::: Task data :::

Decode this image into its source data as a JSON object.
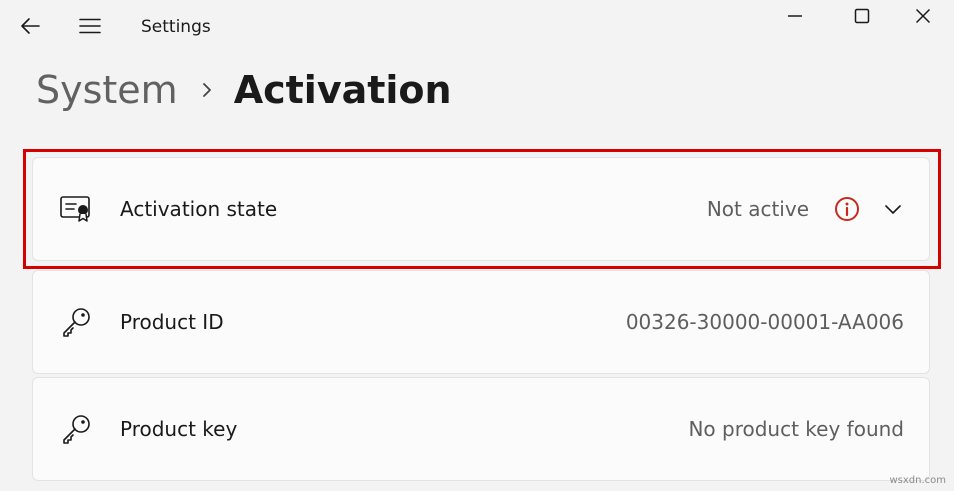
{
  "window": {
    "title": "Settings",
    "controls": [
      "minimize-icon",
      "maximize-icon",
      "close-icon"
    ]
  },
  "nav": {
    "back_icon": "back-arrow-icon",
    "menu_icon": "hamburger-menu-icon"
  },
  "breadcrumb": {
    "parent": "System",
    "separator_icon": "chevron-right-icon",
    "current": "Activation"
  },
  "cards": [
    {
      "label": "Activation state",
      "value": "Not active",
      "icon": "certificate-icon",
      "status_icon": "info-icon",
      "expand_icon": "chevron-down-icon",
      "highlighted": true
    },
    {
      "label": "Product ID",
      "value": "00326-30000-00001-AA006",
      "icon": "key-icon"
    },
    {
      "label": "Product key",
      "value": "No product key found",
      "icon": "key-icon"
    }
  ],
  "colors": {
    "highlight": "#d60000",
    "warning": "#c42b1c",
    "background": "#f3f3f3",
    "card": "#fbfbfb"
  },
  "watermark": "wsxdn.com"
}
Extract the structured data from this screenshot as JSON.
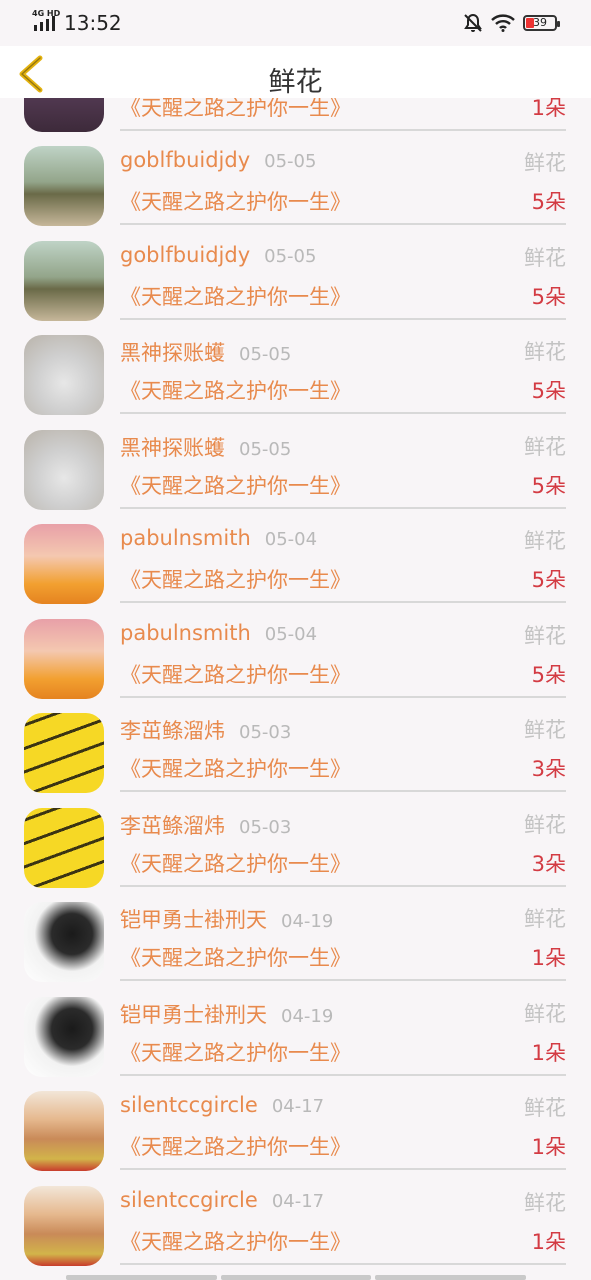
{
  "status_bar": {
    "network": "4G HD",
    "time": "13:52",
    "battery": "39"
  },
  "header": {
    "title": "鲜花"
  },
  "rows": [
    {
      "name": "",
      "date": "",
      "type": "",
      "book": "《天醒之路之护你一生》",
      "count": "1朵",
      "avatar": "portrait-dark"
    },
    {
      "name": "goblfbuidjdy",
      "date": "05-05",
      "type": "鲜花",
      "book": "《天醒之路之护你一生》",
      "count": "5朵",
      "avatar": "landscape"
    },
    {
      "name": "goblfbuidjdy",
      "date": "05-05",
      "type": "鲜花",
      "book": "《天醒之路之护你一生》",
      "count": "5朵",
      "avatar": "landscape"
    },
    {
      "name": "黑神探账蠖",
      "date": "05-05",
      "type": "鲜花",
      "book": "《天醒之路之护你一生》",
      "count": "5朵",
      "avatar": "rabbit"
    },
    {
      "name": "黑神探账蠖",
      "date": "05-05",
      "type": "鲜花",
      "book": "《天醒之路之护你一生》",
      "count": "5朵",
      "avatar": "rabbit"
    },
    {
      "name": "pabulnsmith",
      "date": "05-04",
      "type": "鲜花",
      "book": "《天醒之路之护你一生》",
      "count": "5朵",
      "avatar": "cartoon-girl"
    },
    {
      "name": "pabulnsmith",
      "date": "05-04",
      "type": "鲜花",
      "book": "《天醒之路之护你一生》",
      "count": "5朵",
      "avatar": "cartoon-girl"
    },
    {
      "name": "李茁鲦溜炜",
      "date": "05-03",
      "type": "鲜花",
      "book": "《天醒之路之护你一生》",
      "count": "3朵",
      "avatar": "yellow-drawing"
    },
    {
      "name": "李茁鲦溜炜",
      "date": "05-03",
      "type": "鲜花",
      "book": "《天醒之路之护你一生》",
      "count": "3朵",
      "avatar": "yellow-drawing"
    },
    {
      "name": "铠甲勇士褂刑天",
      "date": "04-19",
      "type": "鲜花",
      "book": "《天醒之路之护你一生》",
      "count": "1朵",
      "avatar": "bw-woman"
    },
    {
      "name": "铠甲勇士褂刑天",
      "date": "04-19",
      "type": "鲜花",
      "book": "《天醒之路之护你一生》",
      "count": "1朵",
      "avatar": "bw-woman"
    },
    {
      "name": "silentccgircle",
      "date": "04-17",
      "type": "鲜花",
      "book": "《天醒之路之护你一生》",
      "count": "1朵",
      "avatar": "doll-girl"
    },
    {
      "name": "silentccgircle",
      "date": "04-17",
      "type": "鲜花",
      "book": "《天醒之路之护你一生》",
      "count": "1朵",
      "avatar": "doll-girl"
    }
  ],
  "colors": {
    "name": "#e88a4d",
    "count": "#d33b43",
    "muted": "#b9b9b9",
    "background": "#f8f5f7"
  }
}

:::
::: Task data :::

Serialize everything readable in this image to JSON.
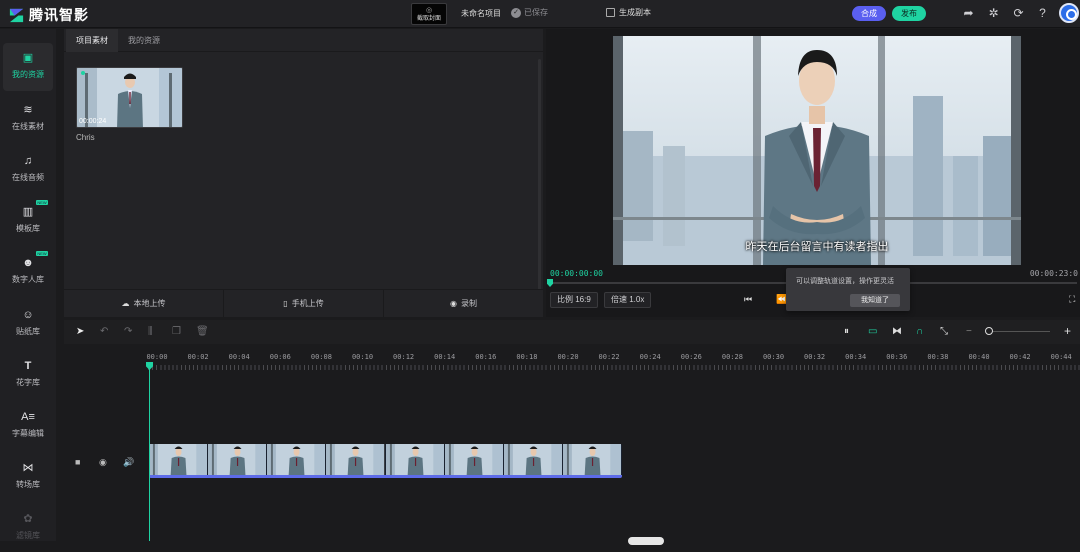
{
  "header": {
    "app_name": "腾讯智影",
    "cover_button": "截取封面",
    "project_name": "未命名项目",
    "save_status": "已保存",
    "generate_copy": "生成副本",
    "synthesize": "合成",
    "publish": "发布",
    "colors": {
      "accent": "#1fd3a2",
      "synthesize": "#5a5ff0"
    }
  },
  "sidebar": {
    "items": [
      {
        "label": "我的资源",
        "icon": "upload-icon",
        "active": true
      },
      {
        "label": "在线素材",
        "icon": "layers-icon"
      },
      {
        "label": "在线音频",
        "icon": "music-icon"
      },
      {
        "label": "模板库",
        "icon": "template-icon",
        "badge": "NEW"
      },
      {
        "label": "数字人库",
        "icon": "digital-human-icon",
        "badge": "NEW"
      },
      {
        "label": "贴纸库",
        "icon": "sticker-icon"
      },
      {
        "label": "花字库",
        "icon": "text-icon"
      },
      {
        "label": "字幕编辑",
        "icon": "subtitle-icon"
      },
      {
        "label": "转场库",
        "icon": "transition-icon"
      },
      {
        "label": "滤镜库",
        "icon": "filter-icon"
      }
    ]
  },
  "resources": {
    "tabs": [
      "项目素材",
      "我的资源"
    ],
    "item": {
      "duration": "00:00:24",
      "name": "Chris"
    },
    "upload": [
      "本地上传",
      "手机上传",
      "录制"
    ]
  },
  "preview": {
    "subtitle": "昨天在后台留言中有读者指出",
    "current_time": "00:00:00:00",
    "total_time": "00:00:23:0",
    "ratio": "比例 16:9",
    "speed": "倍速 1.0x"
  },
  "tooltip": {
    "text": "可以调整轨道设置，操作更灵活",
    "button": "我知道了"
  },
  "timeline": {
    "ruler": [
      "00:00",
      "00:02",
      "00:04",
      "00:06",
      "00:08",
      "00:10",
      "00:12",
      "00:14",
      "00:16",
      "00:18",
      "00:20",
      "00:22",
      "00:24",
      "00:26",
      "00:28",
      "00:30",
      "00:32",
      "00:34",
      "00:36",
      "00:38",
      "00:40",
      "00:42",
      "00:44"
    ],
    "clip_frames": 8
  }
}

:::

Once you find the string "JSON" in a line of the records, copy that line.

Output of the exercise =
Decode this image into its source data as a JSON object.
Extract the structured data from this screenshot as JSON.
Serialize everything readable in this image to JSON.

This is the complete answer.